_GIVEN DATA_

******************************

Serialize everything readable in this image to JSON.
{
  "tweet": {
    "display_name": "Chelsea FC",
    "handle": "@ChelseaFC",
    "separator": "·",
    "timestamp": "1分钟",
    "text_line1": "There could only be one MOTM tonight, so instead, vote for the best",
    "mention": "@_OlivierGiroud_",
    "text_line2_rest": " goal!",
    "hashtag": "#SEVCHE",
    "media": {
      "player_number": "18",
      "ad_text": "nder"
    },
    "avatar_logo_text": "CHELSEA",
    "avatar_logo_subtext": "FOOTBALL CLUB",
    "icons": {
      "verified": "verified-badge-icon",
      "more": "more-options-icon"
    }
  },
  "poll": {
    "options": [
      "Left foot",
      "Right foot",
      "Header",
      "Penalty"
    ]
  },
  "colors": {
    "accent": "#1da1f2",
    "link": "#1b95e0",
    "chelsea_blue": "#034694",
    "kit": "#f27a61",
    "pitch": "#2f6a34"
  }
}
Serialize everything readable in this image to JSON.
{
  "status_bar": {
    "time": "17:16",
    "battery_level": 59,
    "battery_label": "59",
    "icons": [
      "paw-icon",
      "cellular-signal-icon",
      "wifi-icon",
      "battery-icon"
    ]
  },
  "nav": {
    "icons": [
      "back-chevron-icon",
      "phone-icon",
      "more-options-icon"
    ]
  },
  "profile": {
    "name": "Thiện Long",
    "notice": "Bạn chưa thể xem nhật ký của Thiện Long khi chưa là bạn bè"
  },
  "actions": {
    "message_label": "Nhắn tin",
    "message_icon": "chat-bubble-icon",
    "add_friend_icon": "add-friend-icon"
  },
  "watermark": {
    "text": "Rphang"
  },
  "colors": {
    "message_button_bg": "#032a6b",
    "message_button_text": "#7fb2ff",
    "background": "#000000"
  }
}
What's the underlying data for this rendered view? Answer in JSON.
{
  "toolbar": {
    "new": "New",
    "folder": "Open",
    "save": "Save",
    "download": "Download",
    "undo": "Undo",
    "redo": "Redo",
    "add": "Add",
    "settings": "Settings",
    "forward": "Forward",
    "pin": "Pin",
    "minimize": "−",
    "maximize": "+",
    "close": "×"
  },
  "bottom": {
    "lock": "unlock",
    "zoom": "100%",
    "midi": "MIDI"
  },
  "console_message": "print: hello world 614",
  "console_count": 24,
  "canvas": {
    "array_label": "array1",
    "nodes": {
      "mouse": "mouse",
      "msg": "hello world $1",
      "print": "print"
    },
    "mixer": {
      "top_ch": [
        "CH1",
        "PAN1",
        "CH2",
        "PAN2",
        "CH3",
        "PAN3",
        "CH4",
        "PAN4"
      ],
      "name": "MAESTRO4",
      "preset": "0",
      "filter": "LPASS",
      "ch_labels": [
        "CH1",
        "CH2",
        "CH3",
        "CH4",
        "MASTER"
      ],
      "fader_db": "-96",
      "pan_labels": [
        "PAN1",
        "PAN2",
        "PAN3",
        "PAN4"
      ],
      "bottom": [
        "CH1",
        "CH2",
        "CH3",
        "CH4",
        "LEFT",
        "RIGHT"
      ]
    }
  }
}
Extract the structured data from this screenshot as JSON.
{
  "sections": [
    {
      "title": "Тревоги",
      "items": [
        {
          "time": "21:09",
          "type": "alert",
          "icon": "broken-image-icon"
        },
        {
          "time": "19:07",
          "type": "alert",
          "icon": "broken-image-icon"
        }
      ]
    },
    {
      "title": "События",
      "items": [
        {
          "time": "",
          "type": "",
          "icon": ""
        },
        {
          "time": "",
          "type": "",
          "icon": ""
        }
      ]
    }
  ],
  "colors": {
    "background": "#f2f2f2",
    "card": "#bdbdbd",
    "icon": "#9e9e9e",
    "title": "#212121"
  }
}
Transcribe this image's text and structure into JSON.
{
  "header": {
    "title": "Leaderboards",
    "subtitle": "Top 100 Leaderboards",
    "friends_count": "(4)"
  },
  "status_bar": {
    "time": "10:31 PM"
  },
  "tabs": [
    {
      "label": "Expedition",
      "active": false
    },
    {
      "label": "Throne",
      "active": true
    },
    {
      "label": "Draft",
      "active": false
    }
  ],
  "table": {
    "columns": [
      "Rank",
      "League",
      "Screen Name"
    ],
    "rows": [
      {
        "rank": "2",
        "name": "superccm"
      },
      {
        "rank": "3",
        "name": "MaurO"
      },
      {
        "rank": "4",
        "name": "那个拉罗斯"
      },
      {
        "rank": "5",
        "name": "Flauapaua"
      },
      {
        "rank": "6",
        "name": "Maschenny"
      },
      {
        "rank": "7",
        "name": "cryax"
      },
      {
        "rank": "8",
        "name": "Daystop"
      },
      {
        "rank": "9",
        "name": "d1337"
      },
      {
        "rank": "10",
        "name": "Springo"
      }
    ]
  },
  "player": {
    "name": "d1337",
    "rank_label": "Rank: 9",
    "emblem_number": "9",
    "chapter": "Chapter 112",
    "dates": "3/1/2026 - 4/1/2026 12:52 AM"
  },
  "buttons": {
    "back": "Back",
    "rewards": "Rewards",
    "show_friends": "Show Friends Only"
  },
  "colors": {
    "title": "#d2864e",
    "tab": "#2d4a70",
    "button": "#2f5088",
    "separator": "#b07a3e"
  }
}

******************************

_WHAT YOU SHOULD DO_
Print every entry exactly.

_YOUR SOLUTION_
Serialize everything readable in this image to JSON.
{
  "tweet": {
    "display_name": "Chelsea FC",
    "handle": "@ChelseaFC",
    "separator": "·",
    "timestamp": "1分钟",
    "text_line1": "There could only be one MOTM tonight, so instead, vote for the best",
    "mention": "@_OlivierGiroud_",
    "text_line2_rest": " goal!",
    "hashtag": "#SEVCHE",
    "media": {
      "player_number": "18",
      "ad_text": "nder"
    },
    "avatar_logo_text": "CHELSEA",
    "avatar_logo_subtext": "FOOTBALL CLUB",
    "icons": {
      "verified": "verified-badge-icon",
      "more": "more-options-icon"
    }
  },
  "poll": {
    "options": [
      "Left foot",
      "Right foot",
      "Header",
      "Penalty"
    ]
  },
  "colors": {
    "accent": "#1da1f2",
    "link": "#1b95e0",
    "chelsea_blue": "#034694",
    "kit": "#f27a61",
    "pitch": "#2f6a34"
  }
}
Serialize everything readable in this image to JSON.
{
  "status_bar": {
    "time": "17:16",
    "battery_level": 59,
    "battery_label": "59",
    "icons": [
      "paw-icon",
      "cellular-signal-icon",
      "wifi-icon",
      "battery-icon"
    ]
  },
  "nav": {
    "icons": [
      "back-chevron-icon",
      "phone-icon",
      "more-options-icon"
    ]
  },
  "profile": {
    "name": "Thiện Long",
    "notice": "Bạn chưa thể xem nhật ký của Thiện Long khi chưa là bạn bè"
  },
  "actions": {
    "message_label": "Nhắn tin",
    "message_icon": "chat-bubble-icon",
    "add_friend_icon": "add-friend-icon"
  },
  "watermark": {
    "text": "Rphang"
  },
  "colors": {
    "message_button_bg": "#032a6b",
    "message_button_text": "#7fb2ff",
    "background": "#000000"
  }
}
What's the underlying data for this rendered view? Answer in JSON.
{
  "toolbar": {
    "new": "New",
    "folder": "Open",
    "save": "Save",
    "download": "Download",
    "undo": "Undo",
    "redo": "Redo",
    "add": "Add",
    "settings": "Settings",
    "forward": "Forward",
    "pin": "Pin",
    "minimize": "−",
    "maximize": "+",
    "close": "×"
  },
  "bottom": {
    "lock": "unlock",
    "zoom": "100%",
    "midi": "MIDI"
  },
  "console_message": "print: hello world 614",
  "console_count": 24,
  "canvas": {
    "array_label": "array1",
    "nodes": {
      "mouse": "mouse",
      "msg": "hello world $1",
      "print": "print"
    },
    "mixer": {
      "top_ch": [
        "CH1",
        "PAN1",
        "CH2",
        "PAN2",
        "CH3",
        "PAN3",
        "CH4",
        "PAN4"
      ],
      "name": "MAESTRO4",
      "preset": "0",
      "filter": "LPASS",
      "ch_labels": [
        "CH1",
        "CH2",
        "CH3",
        "CH4",
        "MASTER"
      ],
      "fader_db": "-96",
      "pan_labels": [
        "PAN1",
        "PAN2",
        "PAN3",
        "PAN4"
      ],
      "bottom": [
        "CH1",
        "CH2",
        "CH3",
        "CH4",
        "LEFT",
        "RIGHT"
      ]
    }
  }
}
Extract the structured data from this screenshot as JSON.
{
  "sections": [
    {
      "title": "Тревоги",
      "items": [
        {
          "time": "21:09",
          "type": "alert",
          "icon": "broken-image-icon"
        },
        {
          "time": "19:07",
          "type": "alert",
          "icon": "broken-image-icon"
        }
      ]
    },
    {
      "title": "События",
      "items": [
        {
          "time": "",
          "type": "",
          "icon": ""
        },
        {
          "time": "",
          "type": "",
          "icon": ""
        }
      ]
    }
  ],
  "colors": {
    "background": "#f2f2f2",
    "card": "#bdbdbd",
    "icon": "#9e9e9e",
    "title": "#212121"
  }
}
Transcribe this image's text and structure into JSON.
{
  "header": {
    "title": "Leaderboards",
    "subtitle": "Top 100 Leaderboards",
    "friends_count": "(4)"
  },
  "status_bar": {
    "time": "10:31 PM"
  },
  "tabs": [
    {
      "label": "Expedition",
      "active": false
    },
    {
      "label": "Throne",
      "active": true
    },
    {
      "label": "Draft",
      "active": false
    }
  ],
  "table": {
    "columns": [
      "Rank",
      "League",
      "Screen Name"
    ],
    "rows": [
      {
        "rank": "2",
        "name": "superccm"
      },
      {
        "rank": "3",
        "name": "MaurO"
      },
      {
        "rank": "4",
        "name": "那个拉罗斯"
      },
      {
        "rank": "5",
        "name": "Flauapaua"
      },
      {
        "rank": "6",
        "name": "Maschenny"
      },
      {
        "rank": "7",
        "name": "cryax"
      },
      {
        "rank": "8",
        "name": "Daystop"
      },
      {
        "rank": "9",
        "name": "d1337"
      },
      {
        "rank": "10",
        "name": "Springo"
      }
    ]
  },
  "player": {
    "name": "d1337",
    "rank_label": "Rank: 9",
    "emblem_number": "9",
    "chapter": "Chapter 112",
    "dates": "3/1/2026 - 4/1/2026 12:52 AM"
  },
  "buttons": {
    "back": "Back",
    "rewards": "Rewards",
    "show_friends": "Show Friends Only"
  },
  "colors": {
    "title": "#d2864e",
    "tab": "#2d4a70",
    "button": "#2f5088",
    "separator": "#b07a3e"
  }
}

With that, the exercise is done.